It is on the basis of a triple observation that Marc Briant-Terlet and Kim Mazzilli, founding duo of Horace and longtime friends, identified the need to develop a minimalist and effective skincare brand dedicated to men: for them, the formulas of the products present on the market were not qualitative, the advice was almost non-existent and the area of grooming remained connoted as feminine in essence.
The democratization of male beauty as a postulate
So much so that, in the imagination conveyed by advertising campaigns, brands found it necessary to push masculinity to its climax in order to uninhibit consumers in the purchasing process: “I have always kept in mind this ad from the early 2000s in which Dove featured several women, all very different from each other, thus encouraging them to free themselves from the dictates of a very stereotypical beauty. Until recently, these stereotypes were blatant in male cosmetology brands, yet no one had the desire or the ambition to reveal themselves as a football player or a Formula 1 driver by using their deodorant. By imagining Horace, we wanted to democratize male beauty with a brand in tune with the times, and above all with the expectations of men, or rather, of all men. And this, whatever their age, their skin tone, their morphology… The idea was clear: to help all men feel better about themselves, literally and figuratively,” explains Marc Briant-Terlet.
A carefully thought-out growth strategy
On November 14, 2016, after 18 months of development, the first two products in a long series were released: the purifying face cleanser and the mattifying face moisturizer which, to date, remain the brand’s bestsellers. “From the start, the idea of offering a complete range was essential. Entering through the face – a complex area that raises many questions from men and requires more technical products – would allow us to prove our expertise which would ensure Horace’s credibility when, subsequently, the body and hair “. Very quickly, thanks to a powerful social network strategy, proximity to its community, the apathy of competitors for e-commerce and the competition of Elise N’Kounkou, product development manager – and Marc and Kim’s first recruit – , everything is accelerating for the native digital brand of natural cosmetics.
Orders keep piling up and Horace’s growth increases as the facial range expands. In 2018, a change is taking place. The distribution strategy comes to accelerate Horace’s breakthrough. As soon as an iron curtain closes on a pop-up store, a new ephemeral shop is born in the capital, until the announcement of the first confinement. “We were about to open the first store when the pandemic was declared. Horace was forced to wait until June 2020 to inaugurate its first real Parisian point of sale, located Rue du Temple”, remembers Marc Briant-Terlet. Since then, Horace has taken up residence in Lyon, Toulouse, Lille and Nantes. A fifth Parisian store will soon open in Saint-Germain and it is only a matter of weeks before the symbolic threshold of 100 employees is exceeded.
Brand building: a dimension that escapes investment funds
The question of financing imposed itself on the co-founders, even before the production of the first two products. “After investing all our savings, we were able to count on private investors who immediately believed in Horace’s commercial traction.
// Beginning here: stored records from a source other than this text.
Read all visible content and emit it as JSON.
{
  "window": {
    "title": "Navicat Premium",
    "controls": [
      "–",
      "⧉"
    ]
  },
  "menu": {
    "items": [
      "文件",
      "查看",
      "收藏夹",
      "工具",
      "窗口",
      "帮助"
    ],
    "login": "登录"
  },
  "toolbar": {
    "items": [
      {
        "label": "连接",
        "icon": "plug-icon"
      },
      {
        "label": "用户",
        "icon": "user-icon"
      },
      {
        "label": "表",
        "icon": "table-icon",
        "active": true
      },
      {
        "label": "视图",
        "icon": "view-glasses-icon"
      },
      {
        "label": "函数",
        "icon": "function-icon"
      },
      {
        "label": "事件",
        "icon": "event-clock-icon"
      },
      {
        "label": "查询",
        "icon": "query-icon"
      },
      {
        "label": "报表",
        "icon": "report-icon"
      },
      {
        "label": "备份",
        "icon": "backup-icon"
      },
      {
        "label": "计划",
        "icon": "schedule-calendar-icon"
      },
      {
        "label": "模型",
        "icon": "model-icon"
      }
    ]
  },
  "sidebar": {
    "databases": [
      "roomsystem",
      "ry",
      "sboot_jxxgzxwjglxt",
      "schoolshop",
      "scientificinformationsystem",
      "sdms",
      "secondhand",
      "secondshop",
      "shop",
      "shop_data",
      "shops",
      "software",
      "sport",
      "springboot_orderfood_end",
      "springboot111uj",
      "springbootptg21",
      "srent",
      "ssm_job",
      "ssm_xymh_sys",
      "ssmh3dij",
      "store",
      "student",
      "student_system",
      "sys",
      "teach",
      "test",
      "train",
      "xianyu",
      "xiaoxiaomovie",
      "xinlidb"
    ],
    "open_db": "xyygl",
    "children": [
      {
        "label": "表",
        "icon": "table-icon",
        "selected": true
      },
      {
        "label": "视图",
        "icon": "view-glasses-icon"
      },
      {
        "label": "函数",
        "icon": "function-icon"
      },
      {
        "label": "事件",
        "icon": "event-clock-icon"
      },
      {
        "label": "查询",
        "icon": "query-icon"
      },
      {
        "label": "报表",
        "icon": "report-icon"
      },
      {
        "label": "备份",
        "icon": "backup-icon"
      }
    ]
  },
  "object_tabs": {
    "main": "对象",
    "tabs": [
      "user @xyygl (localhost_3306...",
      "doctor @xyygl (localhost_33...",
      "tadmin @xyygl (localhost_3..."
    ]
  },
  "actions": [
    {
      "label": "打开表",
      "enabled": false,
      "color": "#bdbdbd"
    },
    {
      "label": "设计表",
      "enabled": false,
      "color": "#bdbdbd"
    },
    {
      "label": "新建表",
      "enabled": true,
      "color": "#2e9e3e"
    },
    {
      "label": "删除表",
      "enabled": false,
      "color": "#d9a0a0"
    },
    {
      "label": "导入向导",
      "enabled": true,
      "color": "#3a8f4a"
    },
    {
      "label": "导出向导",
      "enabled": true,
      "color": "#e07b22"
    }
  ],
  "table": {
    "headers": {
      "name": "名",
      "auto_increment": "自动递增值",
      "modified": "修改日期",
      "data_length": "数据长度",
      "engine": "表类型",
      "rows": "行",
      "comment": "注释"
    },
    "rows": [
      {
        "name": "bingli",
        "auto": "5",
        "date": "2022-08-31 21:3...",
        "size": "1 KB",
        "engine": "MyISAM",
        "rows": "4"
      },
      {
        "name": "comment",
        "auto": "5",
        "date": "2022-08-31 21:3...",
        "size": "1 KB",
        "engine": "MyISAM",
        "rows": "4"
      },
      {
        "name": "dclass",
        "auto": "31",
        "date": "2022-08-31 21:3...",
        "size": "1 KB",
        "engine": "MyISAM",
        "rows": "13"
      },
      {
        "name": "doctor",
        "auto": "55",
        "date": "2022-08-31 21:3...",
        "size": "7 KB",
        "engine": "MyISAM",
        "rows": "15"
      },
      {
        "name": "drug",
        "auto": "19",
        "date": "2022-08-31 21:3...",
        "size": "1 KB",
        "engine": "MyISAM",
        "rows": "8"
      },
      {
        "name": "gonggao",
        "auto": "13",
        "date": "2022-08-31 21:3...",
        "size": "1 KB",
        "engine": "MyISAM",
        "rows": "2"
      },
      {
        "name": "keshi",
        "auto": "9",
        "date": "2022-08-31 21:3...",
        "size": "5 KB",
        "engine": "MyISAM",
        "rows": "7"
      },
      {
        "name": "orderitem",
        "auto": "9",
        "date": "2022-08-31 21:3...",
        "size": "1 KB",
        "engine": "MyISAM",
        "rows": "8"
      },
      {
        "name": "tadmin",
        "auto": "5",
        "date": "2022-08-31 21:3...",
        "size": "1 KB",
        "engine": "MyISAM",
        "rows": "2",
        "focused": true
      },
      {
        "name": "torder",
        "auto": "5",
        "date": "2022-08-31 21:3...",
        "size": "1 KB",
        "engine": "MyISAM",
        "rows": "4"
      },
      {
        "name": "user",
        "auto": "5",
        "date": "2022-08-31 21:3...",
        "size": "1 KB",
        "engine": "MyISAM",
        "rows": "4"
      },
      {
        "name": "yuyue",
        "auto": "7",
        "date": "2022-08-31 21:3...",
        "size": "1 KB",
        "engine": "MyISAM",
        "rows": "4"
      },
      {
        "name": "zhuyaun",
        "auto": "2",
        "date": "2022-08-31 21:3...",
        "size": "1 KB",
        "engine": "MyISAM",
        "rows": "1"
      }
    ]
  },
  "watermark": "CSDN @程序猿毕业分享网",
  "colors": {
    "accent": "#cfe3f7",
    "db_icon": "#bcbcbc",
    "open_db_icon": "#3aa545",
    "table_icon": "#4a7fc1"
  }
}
I am thinking particularly of Nicolas Santi-Weil, CEO of Ami Paris. Subsequently, in 2018, the BPI will also help us. Investment funds, for their part, have long turned their gaze away from so-called “consumer” companies. They are very tech-focused, the brand building dimension escapes them a bit and that’s normal. It is very difficult to assess the sustainability of a brand, especially when its customer acquisition model is organic, as is the case for Horace.“, explains Marc Briant-Terlet before continuing: “At least, the vertical did not move them until two events came to mark a turning point in the sector: the sudden notoriety of Glossier and the acquisition of Dollar Shave Club by Unilever for 1 billion dollars”.
In total, Horace will organize no less than five fundraisers at the rate of one per year on average. They will allow it to expand its teams to develop retail, launch new products and internationalize its sales.
Horace sets out to meet all men internationally
After the launch phase and in parallel with the acceleration phase on French territory, Horace gradually crossed French borders. On delivery to start. In several countries of the European Union, in the United States, but also in the United Kingdom where it quickly managed to nestle in the shelves of the prestigious Harrods. “Horace has its own warehouse there, we ship from there. That was the plan, the vision. Become men’s favorite skincare brand. Not only in France, but all over the world. Moreover, the name of the Horace brand had been chosen, among other things, for its ease of pronunciation in as many languages as possible”.
In 6 years, Marc Briant-Terlet and Kim Mazzilli have transformed a grooming startup with an e-shop into an ETI with 10 own shops and more than 200 points of sale. They aim to enter the top 3 of men’s hygiene and beauty brands in France within a few months and in the top 10 in the United Kingdom within two years and to do this they will be able to count on their own London showcase in early 2023.
Leave a Comment